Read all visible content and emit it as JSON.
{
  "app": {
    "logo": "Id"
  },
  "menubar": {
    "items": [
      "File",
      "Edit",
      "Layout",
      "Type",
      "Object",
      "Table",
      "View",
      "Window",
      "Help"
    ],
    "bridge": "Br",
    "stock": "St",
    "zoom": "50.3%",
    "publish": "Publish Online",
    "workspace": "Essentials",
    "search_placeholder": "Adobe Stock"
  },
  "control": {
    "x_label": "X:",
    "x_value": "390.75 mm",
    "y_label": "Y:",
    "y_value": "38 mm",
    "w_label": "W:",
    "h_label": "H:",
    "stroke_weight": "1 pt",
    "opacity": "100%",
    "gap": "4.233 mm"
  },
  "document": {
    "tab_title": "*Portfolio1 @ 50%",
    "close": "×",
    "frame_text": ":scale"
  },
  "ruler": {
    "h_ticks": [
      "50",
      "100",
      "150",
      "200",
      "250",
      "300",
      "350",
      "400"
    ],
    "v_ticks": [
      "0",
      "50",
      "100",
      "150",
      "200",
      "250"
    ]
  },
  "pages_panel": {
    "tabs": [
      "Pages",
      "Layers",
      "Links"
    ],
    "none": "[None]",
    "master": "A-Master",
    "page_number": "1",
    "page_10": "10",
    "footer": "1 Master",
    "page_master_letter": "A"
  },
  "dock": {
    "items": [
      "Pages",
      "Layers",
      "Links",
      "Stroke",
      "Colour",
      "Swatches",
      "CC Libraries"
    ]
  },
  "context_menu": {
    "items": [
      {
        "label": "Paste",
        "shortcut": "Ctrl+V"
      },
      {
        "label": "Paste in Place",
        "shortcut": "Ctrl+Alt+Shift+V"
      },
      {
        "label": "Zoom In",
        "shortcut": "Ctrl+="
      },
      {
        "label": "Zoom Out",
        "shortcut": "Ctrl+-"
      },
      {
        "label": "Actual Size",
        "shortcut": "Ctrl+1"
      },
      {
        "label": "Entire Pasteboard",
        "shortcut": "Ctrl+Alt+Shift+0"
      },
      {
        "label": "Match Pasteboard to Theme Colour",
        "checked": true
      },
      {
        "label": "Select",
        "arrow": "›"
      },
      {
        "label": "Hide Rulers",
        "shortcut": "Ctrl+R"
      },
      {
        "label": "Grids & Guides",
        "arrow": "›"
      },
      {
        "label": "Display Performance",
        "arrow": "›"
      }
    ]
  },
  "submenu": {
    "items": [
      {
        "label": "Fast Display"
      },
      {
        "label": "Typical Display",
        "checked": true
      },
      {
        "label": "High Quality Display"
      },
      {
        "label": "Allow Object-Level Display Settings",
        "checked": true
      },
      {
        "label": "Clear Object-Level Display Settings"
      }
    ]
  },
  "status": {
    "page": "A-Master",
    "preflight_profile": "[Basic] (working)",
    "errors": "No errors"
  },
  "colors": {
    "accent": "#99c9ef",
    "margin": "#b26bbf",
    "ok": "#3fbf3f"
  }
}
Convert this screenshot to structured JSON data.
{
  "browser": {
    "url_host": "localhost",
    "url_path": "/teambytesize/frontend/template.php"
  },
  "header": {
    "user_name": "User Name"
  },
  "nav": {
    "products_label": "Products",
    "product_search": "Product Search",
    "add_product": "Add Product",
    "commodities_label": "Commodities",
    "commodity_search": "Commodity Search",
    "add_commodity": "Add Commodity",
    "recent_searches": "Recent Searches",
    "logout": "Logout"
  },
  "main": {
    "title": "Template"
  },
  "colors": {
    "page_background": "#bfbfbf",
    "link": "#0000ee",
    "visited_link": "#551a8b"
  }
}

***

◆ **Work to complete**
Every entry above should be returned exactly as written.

◆ **Your response**
Read all visible content and emit it as JSON.
{
  "app": {
    "logo": "Id"
  },
  "menubar": {
    "items": [
      "File",
      "Edit",
      "Layout",
      "Type",
      "Object",
      "Table",
      "View",
      "Window",
      "Help"
    ],
    "bridge": "Br",
    "stock": "St",
    "zoom": "50.3%",
    "publish": "Publish Online",
    "workspace": "Essentials",
    "search_placeholder": "Adobe Stock"
  },
  "control": {
    "x_label": "X:",
    "x_value": "390.75 mm",
    "y_label": "Y:",
    "y_value": "38 mm",
    "w_label": "W:",
    "h_label": "H:",
    "stroke_weight": "1 pt",
    "opacity": "100%",
    "gap": "4.233 mm"
  },
  "document": {
    "tab_title": "*Portfolio1 @ 50%",
    "close": "×",
    "frame_text": ":scale"
  },
  "ruler": {
    "h_ticks": [
      "50",
      "100",
      "150",
      "200",
      "250",
      "300",
      "350",
      "400"
    ],
    "v_ticks": [
      "0",
      "50",
      "100",
      "150",
      "200",
      "250"
    ]
  },
  "pages_panel": {
    "tabs": [
      "Pages",
      "Layers",
      "Links"
    ],
    "none": "[None]",
    "master": "A-Master",
    "page_number": "1",
    "page_10": "10",
    "footer": "1 Master",
    "page_master_letter": "A"
  },
  "dock": {
    "items": [
      "Pages",
      "Layers",
      "Links",
      "Stroke",
      "Colour",
      "Swatches",
      "CC Libraries"
    ]
  },
  "context_menu": {
    "items": [
      {
        "label": "Paste",
        "shortcut": "Ctrl+V"
      },
      {
        "label": "Paste in Place",
        "shortcut": "Ctrl+Alt+Shift+V"
      },
      {
        "label": "Zoom In",
        "shortcut": "Ctrl+="
      },
      {
        "label": "Zoom Out",
        "shortcut": "Ctrl+-"
      },
      {
        "label": "Actual Size",
        "shortcut": "Ctrl+1"
      },
      {
        "label": "Entire Pasteboard",
        "shortcut": "Ctrl+Alt+Shift+0"
      },
      {
        "label": "Match Pasteboard to Theme Colour",
        "checked": true
      },
      {
        "label": "Select",
        "arrow": "›"
      },
      {
        "label": "Hide Rulers",
        "shortcut": "Ctrl+R"
      },
      {
        "label": "Grids & Guides",
        "arrow": "›"
      },
      {
        "label": "Display Performance",
        "arrow": "›"
      }
    ]
  },
  "submenu": {
    "items": [
      {
        "label": "Fast Display"
      },
      {
        "label": "Typical Display",
        "checked": true
      },
      {
        "label": "High Quality Display"
      },
      {
        "label": "Allow Object-Level Display Settings",
        "checked": true
      },
      {
        "label": "Clear Object-Level Display Settings"
      }
    ]
  },
  "status": {
    "page": "A-Master",
    "preflight_profile": "[Basic] (working)",
    "errors": "No errors"
  },
  "colors": {
    "accent": "#99c9ef",
    "margin": "#b26bbf",
    "ok": "#3fbf3f"
  }
}
Convert this screenshot to structured JSON data.
{
  "browser": {
    "url_host": "localhost",
    "url_path": "/teambytesize/frontend/template.php"
  },
  "header": {
    "user_name": "User Name"
  },
  "nav": {
    "products_label": "Products",
    "product_search": "Product Search",
    "add_product": "Add Product",
    "commodities_label": "Commodities",
    "commodity_search": "Commodity Search",
    "add_commodity": "Add Commodity",
    "recent_searches": "Recent Searches",
    "logout": "Logout"
  },
  "main": {
    "title": "Template"
  },
  "colors": {
    "page_background": "#bfbfbf",
    "link": "#0000ee",
    "visited_link": "#551a8b"
  }
}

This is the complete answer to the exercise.